    I can’t really answer the question that was posed, but it does bring another question to mind – what is the value for a company to announce a product they are not near absolutely certain they can deliver by the stated release date? I’m sure at the time you announced you felt pretty confident that you would hit the target but why not announce when the product is near completion?

  6. Rachel says:

    I have a beta I was hoping to release just before Christmas and it’s still “nearly finished”. Other stuff happens: bugs, hardware failures, VSS problems, Visual Studio incidents, sickness, time off etc etc.
    To survive a “delayed” release, I apply the principles of GTD (Getting Things Done, by David Allen). Also when it gets crazy and the adrenaline surges beyond being a useful motivator, then it’s time to chill. Step back, do something different for a couple of days, have a rest and come back refreshed. It’s all too easy to get too close to the code and lose sight of the goal.
    It’s just a matter of holding off just adding a new feature and being disciplined and drawing a line under adding in anything new, and setting small attainable milestones.
    Oh and having a reward for getting it finished helps too!
    The line: it will be released “when it’s done”, made me laugh! 🙂

  7. Dave Chapman says:

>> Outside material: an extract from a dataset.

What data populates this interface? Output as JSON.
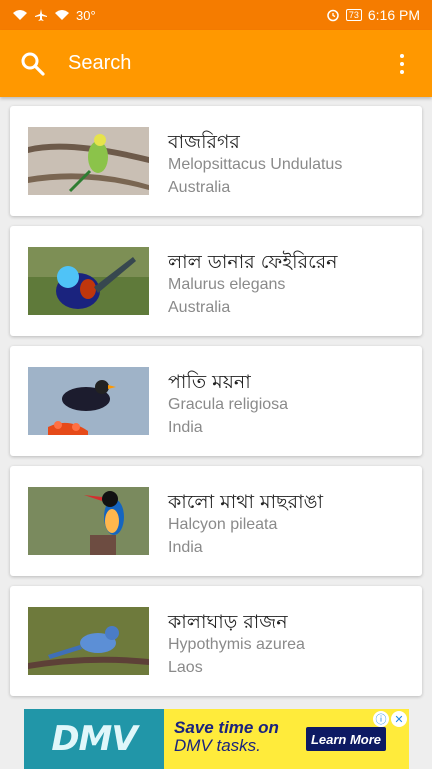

    Worst Project I have been involved on? Working on a new site launch, when during ‘beta’ testing the MD decides he wants it ‘2.0’
    Which I wouldn’t mind
    But it is for a law firm, where web2 is not used nor wanted.
    Needless to say the project lumbers on, I moved jobs and luckily have a great job with a more understanding MD (seriously).
    Some project deadlines are meant to be missed, its part of my English Heritage, Wembley Football Stadium, Millenium Dome – etc etc.
    Over here if you hit a target, you are regarded as a freak of nature!